Dataset rows for apps and sites:

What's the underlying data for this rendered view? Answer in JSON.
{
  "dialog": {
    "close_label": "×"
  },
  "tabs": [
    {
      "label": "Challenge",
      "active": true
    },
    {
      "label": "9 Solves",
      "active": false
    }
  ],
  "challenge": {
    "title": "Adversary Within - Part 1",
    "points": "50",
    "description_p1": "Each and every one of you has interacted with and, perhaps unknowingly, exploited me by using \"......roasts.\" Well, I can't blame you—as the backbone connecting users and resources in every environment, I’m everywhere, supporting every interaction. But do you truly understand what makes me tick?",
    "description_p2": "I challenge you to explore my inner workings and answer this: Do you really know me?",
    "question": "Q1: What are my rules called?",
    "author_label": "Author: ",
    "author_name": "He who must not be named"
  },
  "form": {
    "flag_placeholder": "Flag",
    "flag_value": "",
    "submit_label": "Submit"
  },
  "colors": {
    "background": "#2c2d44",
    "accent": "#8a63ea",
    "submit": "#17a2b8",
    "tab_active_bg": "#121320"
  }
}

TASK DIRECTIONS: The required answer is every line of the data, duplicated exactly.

TASK OUTPUT:
What's the underlying data for this rendered view? Answer in JSON.
{
  "dialog": {
    "close_label": "×"
  },
  "tabs": [
    {
      "label": "Challenge",
      "active": true
    },
    {
      "label": "9 Solves",
      "active": false
    }
  ],
  "challenge": {
    "title": "Adversary Within - Part 1",
    "points": "50",
    "description_p1": "Each and every one of you has interacted with and, perhaps unknowingly, exploited me by using \"......roasts.\" Well, I can't blame you—as the backbone connecting users and resources in every environment, I’m everywhere, supporting every interaction. But do you truly understand what makes me tick?",
    "description_p2": "I challenge you to explore my inner workings and answer this: Do you really know me?",
    "question": "Q1: What are my rules called?",
    "author_label": "Author: ",
    "author_name": "He who must not be named"
  },
  "form": {
    "flag_placeholder": "Flag",
    "flag_value": "",
    "submit_label": "Submit"
  },
  "colors": {
    "background": "#2c2d44",
    "accent": "#8a63ea",
    "submit": "#17a2b8",
    "tab_active_bg": "#121320"
  }
}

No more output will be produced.